The text of the Synodikon of Orthodoxy has been much altered over the centuries, chiefly by the addition of material and names that postdate the Restoration of the Icons in 843. This is the case with the text that is printed in the current Triodia. Some of the more zealous contemporary Orthodox even include condemnations of such things as the ‘pan-heresy of Ecumenism‘. It is probably impossible to reconstruct the original text exactly. However the British Library possesses a manuscript, (BL. Additional 28816) written in 1110 or 1111 by a monk Andrew of the monastery of Oleni in Moraea, which may give some idea of the scope and contents of the original. In the opinion of Jean Gouillard, the editor of the critical edition of the Synodikon, ‘the London manuscript is certainly one of the best witnesses to the primitive and purely Constantinopolitan form of the Synodikon’. The manuscript was unknown to him when he prepared his edition and has in consequence been generally neglected.

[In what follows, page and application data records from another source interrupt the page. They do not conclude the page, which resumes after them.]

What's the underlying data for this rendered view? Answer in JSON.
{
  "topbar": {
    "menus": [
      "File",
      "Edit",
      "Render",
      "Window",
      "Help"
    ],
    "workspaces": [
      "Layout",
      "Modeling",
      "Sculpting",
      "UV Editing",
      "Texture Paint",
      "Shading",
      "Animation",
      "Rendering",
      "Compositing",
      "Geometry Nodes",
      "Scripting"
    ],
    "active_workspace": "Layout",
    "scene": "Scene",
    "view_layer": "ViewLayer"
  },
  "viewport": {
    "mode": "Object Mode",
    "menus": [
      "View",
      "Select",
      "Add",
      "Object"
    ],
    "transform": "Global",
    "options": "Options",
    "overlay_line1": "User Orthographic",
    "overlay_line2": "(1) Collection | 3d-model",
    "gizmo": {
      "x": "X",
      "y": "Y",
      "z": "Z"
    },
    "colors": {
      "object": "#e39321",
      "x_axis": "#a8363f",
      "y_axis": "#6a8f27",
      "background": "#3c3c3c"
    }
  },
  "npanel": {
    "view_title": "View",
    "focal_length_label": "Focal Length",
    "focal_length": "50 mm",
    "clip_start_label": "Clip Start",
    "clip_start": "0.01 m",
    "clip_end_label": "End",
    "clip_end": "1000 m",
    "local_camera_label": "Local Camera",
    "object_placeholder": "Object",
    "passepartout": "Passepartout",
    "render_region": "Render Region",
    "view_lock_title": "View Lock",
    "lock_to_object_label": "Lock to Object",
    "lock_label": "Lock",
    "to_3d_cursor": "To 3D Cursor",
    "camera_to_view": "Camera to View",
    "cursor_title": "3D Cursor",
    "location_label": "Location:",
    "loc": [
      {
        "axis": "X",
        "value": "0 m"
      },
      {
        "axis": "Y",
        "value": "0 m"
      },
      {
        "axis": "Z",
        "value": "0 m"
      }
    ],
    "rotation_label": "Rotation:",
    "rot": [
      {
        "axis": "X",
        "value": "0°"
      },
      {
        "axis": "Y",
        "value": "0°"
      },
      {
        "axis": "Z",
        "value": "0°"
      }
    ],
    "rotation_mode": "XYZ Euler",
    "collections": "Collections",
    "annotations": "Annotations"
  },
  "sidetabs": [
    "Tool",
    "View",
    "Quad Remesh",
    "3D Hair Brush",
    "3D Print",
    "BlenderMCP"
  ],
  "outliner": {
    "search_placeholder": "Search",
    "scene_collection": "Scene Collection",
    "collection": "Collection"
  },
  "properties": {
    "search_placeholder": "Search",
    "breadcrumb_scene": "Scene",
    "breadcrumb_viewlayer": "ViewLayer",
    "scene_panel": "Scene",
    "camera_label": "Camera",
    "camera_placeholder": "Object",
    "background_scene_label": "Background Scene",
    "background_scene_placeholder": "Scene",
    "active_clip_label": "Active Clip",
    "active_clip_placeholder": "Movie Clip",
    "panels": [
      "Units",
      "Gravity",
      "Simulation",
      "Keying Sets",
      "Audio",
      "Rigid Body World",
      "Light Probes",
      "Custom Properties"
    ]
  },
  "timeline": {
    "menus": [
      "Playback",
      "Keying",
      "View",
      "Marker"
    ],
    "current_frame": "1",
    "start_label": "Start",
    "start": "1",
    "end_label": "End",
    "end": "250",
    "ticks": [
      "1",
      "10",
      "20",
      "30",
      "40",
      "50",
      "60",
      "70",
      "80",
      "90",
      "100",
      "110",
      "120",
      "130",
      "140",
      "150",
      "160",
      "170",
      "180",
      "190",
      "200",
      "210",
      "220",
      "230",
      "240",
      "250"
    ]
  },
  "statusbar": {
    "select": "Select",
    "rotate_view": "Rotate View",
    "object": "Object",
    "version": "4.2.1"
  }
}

This text of the Synodikon is written at the end of a manuscript of the Acts, Epistles and Apocalypse, with the somewhat misleading title ‘Definition [Horos] of the 7th Holy Synod’. The text of the Synodikon is finely written in red and black and is provided throughout with ekphonetic notation. The text was, therefore, intended to be solemnly chanted, like the Apostle or Gospel, and not simply read. A number of names, in particular those of Symeon Stylites and Theodore the Studite, are given special prominence. The words ’God will give their kingdom peace. Heavenly King, protect those on earth!’ are, it seems, peculiar to this manuscript. The seven numbered paragraphs are so numbered in the margin of the manuscript.
Another article in Greek: